Most of my clients seeking a federal resume are also open to private sector roles. After all, they recognize that the federal process can be a lengthy one. Not everyone’s bank account can wait out the process, and it is good to keep one’s options open. But don’t think that a catch-all resume format exists that accounts for both sectors.
As stated on the USAJobs.gov website, a federal resume is used to “determine if you meet the requirements and qualifications for a job announcement”. Federal HR personnel operate under strict federal employment laws, rules, and regulations. These prohibit them from “drawing conclusions” or “making assumptions” regarding your experience or qualifications. You have to spell out everything in a federal resume.
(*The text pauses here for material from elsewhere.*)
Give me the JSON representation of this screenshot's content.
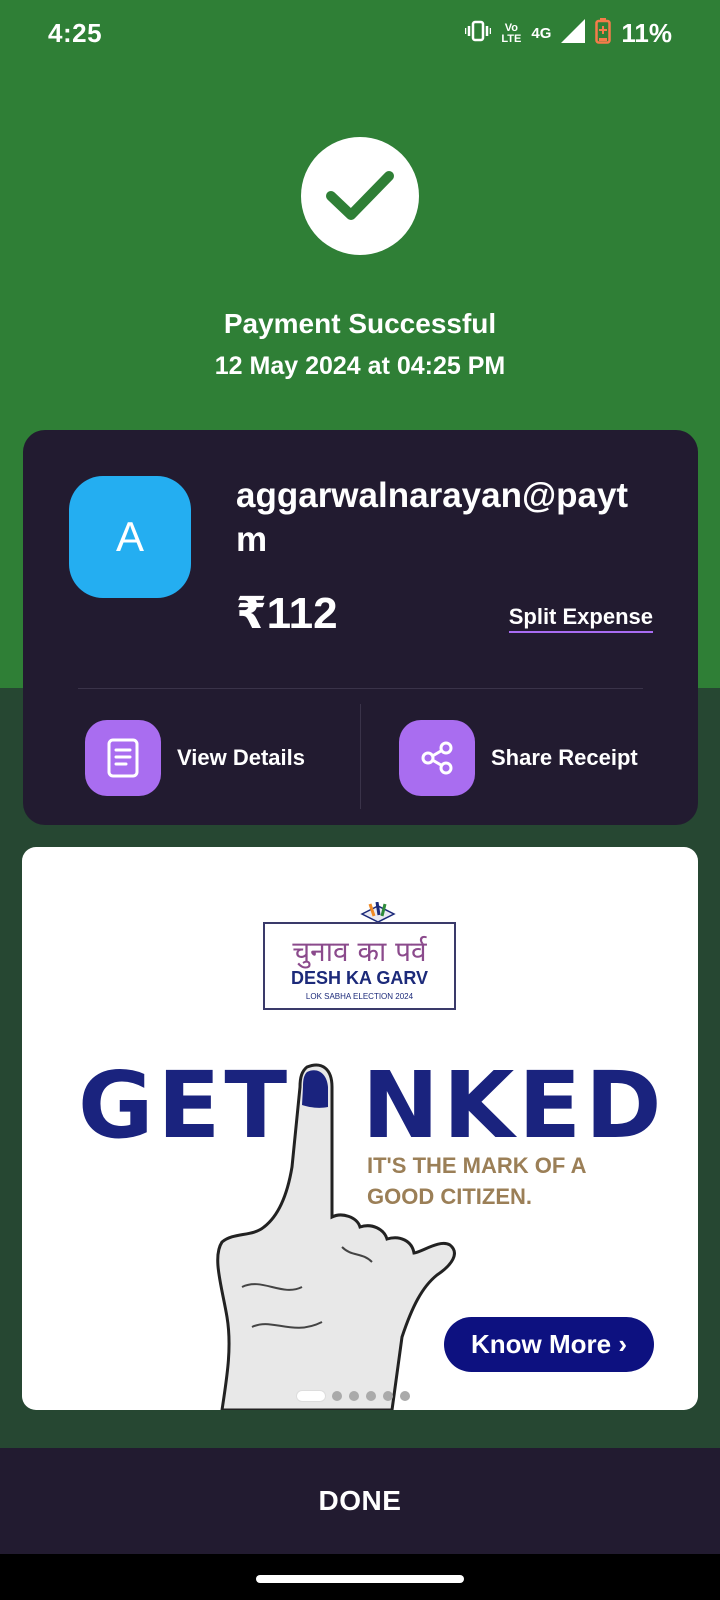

Don’t assume they will note your oral communication skills or leadership acumen if you do not point it out. They are not allowed to do so. If it is stated as a factor for consideration, you need to spell it out on the resume. Be thorough when it comes to your content.
The federal resume infrastructure another factor to consider. The federal resume requires you to include citizenship status, hours worked per week , and supervisor names and contact information. Don’t to be miserly with your margins and spacing. Give attention to brevity and efficient delivery, but even then, your federal resume can easily reach 5 pages in length. That is okay. But please know, if you try submitting that federal resume to a private sector recruiter or a hiring manager, its likely to get trashed. Even before reading your name.
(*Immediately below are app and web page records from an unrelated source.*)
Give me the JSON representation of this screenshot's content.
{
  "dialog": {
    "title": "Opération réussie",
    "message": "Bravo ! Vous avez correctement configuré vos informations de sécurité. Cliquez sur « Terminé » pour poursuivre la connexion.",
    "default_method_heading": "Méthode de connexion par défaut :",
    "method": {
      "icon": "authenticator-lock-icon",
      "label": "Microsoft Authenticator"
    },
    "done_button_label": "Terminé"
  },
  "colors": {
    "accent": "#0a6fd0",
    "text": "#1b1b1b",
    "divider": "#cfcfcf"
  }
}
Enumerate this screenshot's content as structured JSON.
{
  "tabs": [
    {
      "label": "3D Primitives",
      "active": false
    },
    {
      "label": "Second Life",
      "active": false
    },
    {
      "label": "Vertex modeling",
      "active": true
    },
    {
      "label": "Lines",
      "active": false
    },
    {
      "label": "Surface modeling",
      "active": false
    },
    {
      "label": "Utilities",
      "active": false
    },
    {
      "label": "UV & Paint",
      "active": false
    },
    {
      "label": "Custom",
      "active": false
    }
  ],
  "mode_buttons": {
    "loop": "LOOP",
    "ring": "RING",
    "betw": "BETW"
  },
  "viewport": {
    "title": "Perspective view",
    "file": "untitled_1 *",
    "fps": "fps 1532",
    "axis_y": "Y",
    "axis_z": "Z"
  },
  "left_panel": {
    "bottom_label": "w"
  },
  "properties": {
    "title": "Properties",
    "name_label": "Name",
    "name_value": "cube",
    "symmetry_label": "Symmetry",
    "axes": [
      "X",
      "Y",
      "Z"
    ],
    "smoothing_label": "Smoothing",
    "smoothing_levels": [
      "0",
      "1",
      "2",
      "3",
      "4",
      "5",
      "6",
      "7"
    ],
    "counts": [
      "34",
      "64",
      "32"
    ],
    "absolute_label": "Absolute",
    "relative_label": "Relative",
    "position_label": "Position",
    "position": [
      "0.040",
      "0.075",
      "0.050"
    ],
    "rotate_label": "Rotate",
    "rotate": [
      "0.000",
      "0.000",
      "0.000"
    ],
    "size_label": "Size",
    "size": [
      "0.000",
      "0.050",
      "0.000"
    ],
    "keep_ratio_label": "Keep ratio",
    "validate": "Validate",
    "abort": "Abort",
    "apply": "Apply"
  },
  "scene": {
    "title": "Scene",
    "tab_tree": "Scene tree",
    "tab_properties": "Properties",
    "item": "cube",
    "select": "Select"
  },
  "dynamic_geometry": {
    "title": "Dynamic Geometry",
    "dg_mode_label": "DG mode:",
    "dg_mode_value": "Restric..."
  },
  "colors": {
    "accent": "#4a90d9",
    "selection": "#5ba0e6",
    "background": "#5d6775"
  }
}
A private sector resume is a completely different animal with a slightly varied goal. This document is used as a “marketing tool” to get the interview. It is there you add more context to your candidacy. Unlike its federal resume counterpart, the private sector resume should be kept to no more than 2 pages in length (3 pages in certain exceptions). Thus, this dictates the need for a difference in approach to content right at the start.
The private sector resume is not an “all-inclusive” document that spells out every aspect of your experience. We want to focus on highlights and high impact items here. Why? Recruiters spend only 7.4 seconds per resume and we have to be certain the critical “differentiating” content isn’t missed. Because no one is reading an entire document in 7.4 seconds, right?
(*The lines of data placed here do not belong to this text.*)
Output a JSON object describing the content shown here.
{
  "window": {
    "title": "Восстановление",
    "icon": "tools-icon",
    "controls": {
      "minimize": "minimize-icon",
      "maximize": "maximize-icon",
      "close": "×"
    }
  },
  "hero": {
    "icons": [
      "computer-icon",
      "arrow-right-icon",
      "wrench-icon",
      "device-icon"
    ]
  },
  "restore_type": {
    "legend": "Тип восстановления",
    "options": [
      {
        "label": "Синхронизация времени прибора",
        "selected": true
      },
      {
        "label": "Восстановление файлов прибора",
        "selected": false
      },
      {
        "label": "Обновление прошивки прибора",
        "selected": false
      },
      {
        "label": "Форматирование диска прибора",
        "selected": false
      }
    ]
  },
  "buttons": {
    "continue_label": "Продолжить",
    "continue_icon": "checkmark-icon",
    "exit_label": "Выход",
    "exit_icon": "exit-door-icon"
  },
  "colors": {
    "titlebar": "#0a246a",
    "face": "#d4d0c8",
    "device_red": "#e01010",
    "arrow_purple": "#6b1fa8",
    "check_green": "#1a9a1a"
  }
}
Is there a rule against using a private sector resume for a federal role and vice versa? No, there isn’t. But if you have 250 competitors for 1 spot and don’t even bother to use the tool designed for the task, how can you expect to achieve the objective?